The governor of Ondo state, himself a Senior Advocate of Nigeria (SAN) and former president of the Nigerian Bar Association (NBA), Rotimi Akeredolu, puts it even more pointedly in a release issued on the same day that Mr Emefiele collected the form to actualize his aspiration: “it is difficult to imagine that a person who occupies the exalted and sensitive office of the governor of the CBN will be this brazen in actualizing his ambition”.
A partisan politician grubbing for votes while hanging on as CBN governor messes with more than the statutory independence of the bank. It is inconceivable that he can retain independence while seeking the presidency. On the same May 6, on which he collected his presidential forms, “news of Emefiele’s presidential bid sent the naira close to a record low”, confirming that his is no ordinary ambition. But this is, even more of a legal issue.
To be sure, Mr Emefiele, as an adult citizen of Nigeria, is entitled to run for any office he desires. Two of his predecessors have preceded him into elective politics. Clement Isong, the second governor of the CBN from 1967 to 1975 became the first elected governor of the old Cross-River state in October 1979. Chukwuma Soludo, who was CBN governor from 2004 to 2009, is currently serving as the governor of Anambra state, having been elected on November 6, 2021. Both Dr Isong and Professor Soludo ran for office after the expiration of their terms.
Section 9 of the CBN Act makes it quite clear that the CBN governor just cannot choose to run for elective office while still holding on to office. In any case, he has to first secure the approval of the CBN board, which is not the case here. He could, of course, choose to resign in order to pursue his ambition. For this, section 11(3) of the CBN Act requires him to give “at least three months’ notice in writing to the president of his intention to do so”. So, section 9 of the CBN Act precludes Mr Emefiele from political activities and section 11 (3) requires him to give three months’ notice of resignation. As a matter of law, he should have resigned at least three months before the primaries in which he is to be a contestant. The possibility that such notice from the CBN governor can be concealed for this long in a political season would require terminal skills in political self-immolation.
But, as with his holding in an offshore company despite being prohibited from doing so, Mr Emefiele would wish this away as yet another inconsequential encounter with an inconvenient guardrail. The presidency, however, is ultimately about guardrails. As Lincoln is reported to have said and many more since then have shown, it is a test of character.
In pursuit of his audacious project, Mr Emefiele has not encountered any guardrails which he has not been willing to destroy. For those who wish to turn over to him the keys to the presidency at this time and in this manner, Governor Akeredolu’s words bear repeating; “this is a joke taken too far”.

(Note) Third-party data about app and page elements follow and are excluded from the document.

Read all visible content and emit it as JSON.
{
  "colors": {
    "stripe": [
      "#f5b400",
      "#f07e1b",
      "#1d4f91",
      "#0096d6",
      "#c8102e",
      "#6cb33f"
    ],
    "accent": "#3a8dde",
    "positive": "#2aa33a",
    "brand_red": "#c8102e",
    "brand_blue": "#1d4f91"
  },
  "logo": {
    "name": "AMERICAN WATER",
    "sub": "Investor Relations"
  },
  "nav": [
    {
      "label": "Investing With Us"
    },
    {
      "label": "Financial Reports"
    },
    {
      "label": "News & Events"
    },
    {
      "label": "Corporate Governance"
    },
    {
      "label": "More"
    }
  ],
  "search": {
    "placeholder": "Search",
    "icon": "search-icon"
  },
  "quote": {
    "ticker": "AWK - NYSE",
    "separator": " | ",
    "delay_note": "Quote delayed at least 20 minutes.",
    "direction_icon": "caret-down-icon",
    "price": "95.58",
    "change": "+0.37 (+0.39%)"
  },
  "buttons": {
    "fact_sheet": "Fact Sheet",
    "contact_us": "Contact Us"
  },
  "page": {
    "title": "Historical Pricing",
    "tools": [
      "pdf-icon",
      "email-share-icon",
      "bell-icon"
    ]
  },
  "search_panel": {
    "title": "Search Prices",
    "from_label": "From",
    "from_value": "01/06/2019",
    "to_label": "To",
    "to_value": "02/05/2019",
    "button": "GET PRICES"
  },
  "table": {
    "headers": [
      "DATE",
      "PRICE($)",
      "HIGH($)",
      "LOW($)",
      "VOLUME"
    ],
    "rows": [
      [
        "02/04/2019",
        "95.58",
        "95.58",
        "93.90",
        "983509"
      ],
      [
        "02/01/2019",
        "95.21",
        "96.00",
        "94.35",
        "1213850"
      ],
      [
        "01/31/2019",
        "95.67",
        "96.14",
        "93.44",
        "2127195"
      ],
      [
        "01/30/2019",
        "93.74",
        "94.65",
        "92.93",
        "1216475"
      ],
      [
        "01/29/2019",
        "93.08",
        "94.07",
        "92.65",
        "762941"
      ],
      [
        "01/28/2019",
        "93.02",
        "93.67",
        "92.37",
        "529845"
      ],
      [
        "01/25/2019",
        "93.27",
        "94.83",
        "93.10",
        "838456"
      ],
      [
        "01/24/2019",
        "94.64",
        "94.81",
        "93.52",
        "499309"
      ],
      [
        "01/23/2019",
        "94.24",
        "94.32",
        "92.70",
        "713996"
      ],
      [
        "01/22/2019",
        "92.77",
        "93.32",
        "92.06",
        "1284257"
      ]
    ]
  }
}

In the end, it would appear that Mr Emefiele is relaxed about having the fate of his ambition decided by a college of Nigerian judges. He carries on with the cockiness of a man who has assured himself that, as the boss of The Mint, he can issue enough notes to buy any number of judges on his march to whatever he fancies. If he ultimately suffers a bloody nose, it’ll be just desserts for a man who clearly believes everything can be bought and sold.